Prompt: What is needed is an exact copy of the records, with the images left out.

Data extract:
[Start of Attachment]
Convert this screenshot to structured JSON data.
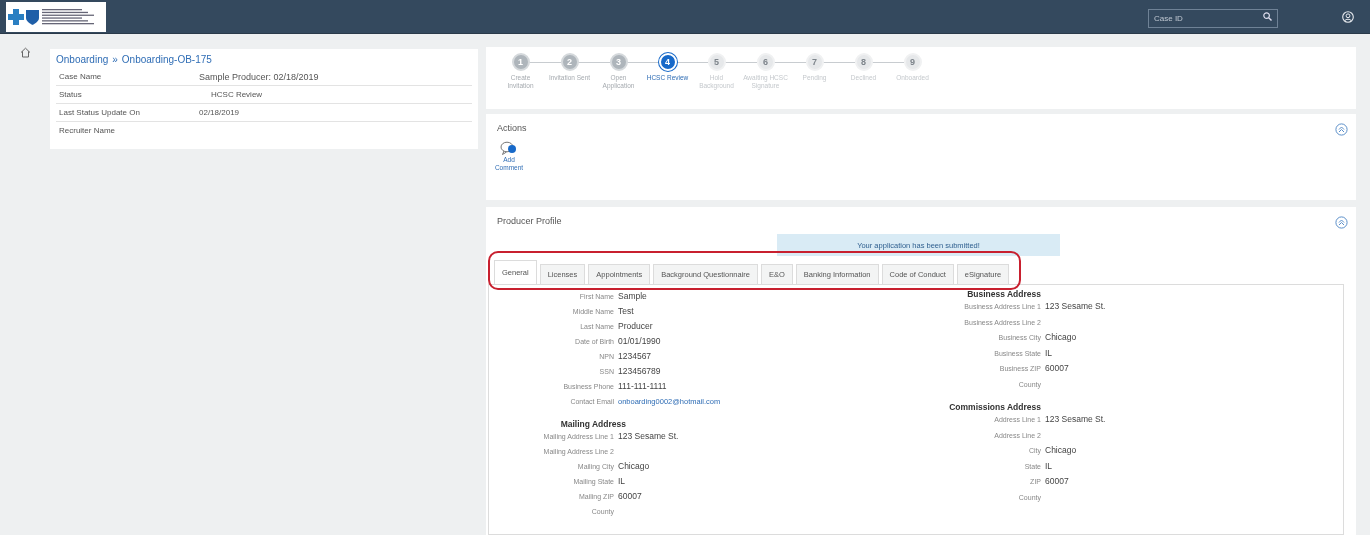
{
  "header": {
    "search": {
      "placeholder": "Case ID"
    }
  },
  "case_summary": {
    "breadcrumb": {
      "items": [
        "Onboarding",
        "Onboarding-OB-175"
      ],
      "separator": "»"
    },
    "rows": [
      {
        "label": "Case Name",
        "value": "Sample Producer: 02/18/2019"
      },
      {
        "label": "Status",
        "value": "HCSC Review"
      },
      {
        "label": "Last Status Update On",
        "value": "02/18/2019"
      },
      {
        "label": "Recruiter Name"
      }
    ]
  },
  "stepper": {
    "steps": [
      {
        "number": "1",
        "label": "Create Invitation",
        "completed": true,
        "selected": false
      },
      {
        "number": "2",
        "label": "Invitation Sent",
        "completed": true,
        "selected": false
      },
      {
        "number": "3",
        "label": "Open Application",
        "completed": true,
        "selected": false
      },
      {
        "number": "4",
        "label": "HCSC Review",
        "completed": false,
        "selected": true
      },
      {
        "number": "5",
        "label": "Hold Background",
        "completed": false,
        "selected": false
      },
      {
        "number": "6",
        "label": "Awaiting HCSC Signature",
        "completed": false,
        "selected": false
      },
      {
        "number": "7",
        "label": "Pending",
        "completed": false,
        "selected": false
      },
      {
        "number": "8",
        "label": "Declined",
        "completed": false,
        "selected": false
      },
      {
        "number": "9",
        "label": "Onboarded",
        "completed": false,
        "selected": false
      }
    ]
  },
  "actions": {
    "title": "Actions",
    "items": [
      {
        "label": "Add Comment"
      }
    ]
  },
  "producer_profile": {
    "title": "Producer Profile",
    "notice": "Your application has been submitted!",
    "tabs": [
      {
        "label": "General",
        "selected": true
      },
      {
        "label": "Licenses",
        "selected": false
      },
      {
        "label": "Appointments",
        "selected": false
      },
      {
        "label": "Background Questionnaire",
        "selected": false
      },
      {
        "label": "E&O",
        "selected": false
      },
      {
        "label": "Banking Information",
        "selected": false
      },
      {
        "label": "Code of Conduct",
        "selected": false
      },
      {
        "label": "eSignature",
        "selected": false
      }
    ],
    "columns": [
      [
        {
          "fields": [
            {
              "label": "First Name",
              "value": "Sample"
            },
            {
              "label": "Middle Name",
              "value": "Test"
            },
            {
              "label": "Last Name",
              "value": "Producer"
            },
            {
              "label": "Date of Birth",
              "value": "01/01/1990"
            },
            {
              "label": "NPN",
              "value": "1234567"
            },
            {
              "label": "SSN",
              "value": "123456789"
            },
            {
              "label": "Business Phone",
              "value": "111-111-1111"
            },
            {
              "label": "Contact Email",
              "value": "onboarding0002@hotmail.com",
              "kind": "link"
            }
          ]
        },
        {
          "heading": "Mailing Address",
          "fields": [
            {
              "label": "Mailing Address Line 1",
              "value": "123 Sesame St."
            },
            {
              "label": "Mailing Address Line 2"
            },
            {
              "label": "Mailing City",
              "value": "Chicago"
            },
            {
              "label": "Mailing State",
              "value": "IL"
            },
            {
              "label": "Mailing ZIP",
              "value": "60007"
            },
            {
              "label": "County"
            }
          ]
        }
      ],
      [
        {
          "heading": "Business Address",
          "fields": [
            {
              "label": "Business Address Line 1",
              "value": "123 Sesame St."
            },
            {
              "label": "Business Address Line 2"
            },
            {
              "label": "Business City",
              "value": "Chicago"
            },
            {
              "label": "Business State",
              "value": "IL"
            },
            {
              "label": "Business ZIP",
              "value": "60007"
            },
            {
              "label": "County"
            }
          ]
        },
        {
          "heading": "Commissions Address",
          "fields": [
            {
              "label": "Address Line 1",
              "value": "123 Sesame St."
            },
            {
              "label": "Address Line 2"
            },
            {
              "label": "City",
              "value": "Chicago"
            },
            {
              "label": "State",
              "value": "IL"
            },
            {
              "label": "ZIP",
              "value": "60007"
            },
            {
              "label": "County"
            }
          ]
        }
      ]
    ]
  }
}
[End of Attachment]
Finished task:
Convert this screenshot to structured JSON data.
{
  "header": {
    "search": {
      "placeholder": "Case ID"
    }
  },
  "case_summary": {
    "breadcrumb": {
      "items": [
        "Onboarding",
        "Onboarding-OB-175"
      ],
      "separator": "»"
    },
    "rows": [
      {
        "label": "Case Name",
        "value": "Sample Producer: 02/18/2019"
      },
      {
        "label": "Status",
        "value": "HCSC Review"
      },
      {
        "label": "Last Status Update On",
        "value": "02/18/2019"
      },
      {
        "label": "Recruiter Name"
      }
    ]
  },
  "stepper": {
    "steps": [
      {
        "number": "1",
        "label": "Create Invitation",
        "completed": true,
        "selected": false
      },
      {
        "number": "2",
        "label": "Invitation Sent",
        "completed": true,
        "selected": false
      },
      {
        "number": "3",
        "label": "Open Application",
        "completed": true,
        "selected": false
      },
      {
        "number": "4",
        "label": "HCSC Review",
        "completed": false,
        "selected": true
      },
      {
        "number": "5",
        "label": "Hold Background",
        "completed": false,
        "selected": false
      },
      {
        "number": "6",
        "label": "Awaiting HCSC Signature",
        "completed": false,
        "selected": false
      },
      {
        "number": "7",
        "label": "Pending",
        "completed": false,
        "selected": false
      },
      {
        "number": "8",
        "label": "Declined",
        "completed": false,
        "selected": false
      },
      {
        "number": "9",
        "label": "Onboarded",
        "completed": false,
        "selected": false
      }
    ]
  },
  "actions": {
    "title": "Actions",
    "items": [
      {
        "label": "Add Comment"
      }
    ]
  },
  "producer_profile": {
    "title": "Producer Profile",
    "notice": "Your application has been submitted!",
    "tabs": [
      {
        "label": "General",
        "selected": true
      },
      {
        "label": "Licenses",
        "selected": false
      },
      {
        "label": "Appointments",
        "selected": false
      },
      {
        "label": "Background Questionnaire",
        "selected": false
      },
      {
        "label": "E&O",
        "selected": false
      },
      {
        "label": "Banking Information",
        "selected": false
      },
      {
        "label": "Code of Conduct",
        "selected": false
      },
      {
        "label": "eSignature",
        "selected": false
      }
    ],
    "columns": [
      [
        {
          "fields": [
            {
              "label": "First Name",
              "value": "Sample"
            },
            {
              "label": "Middle Name",
              "value": "Test"
            },
            {
              "label": "Last Name",
              "value": "Producer"
            },
            {
              "label": "Date of Birth",
              "value": "01/01/1990"
            },
            {
              "label": "NPN",
              "value": "1234567"
            },
            {
              "label": "SSN",
              "value": "123456789"
            },
            {
              "label": "Business Phone",
              "value": "111-111-1111"
            },
            {
              "label": "Contact Email",
              "value": "onboarding0002@hotmail.com",
              "kind": "link"
            }
          ]
        },
        {
          "heading": "Mailing Address",
          "fields": [
            {
              "label": "Mailing Address Line 1",
              "value": "123 Sesame St."
            },
            {
              "label": "Mailing Address Line 2"
            },
            {
              "label": "Mailing City",
              "value": "Chicago"
            },
            {
              "label": "Mailing State",
              "value": "IL"
            },
            {
              "label": "Mailing ZIP",
              "value": "60007"
            },
            {
              "label": "County"
            }
          ]
        }
      ],
      [
        {
          "heading": "Business Address",
          "fields": [
            {
              "label": "Business Address Line 1",
              "value": "123 Sesame St."
            },
            {
              "label": "Business Address Line 2"
            },
            {
              "label": "Business City",
              "value": "Chicago"
            },
            {
              "label": "Business State",
              "value": "IL"
            },
            {
              "label": "Business ZIP",
              "value": "60007"
            },
            {
              "label": "County"
            }
          ]
        },
        {
          "heading": "Commissions Address",
          "fields": [
            {
              "label": "Address Line 1",
              "value": "123 Sesame St."
            },
            {
              "label": "Address Line 2"
            },
            {
              "label": "City",
              "value": "Chicago"
            },
            {
              "label": "State",
              "value": "IL"
            },
            {
              "label": "ZIP",
              "value": "60007"
            },
            {
              "label": "County"
            }
          ]
        }
      ]
    ]
  }
}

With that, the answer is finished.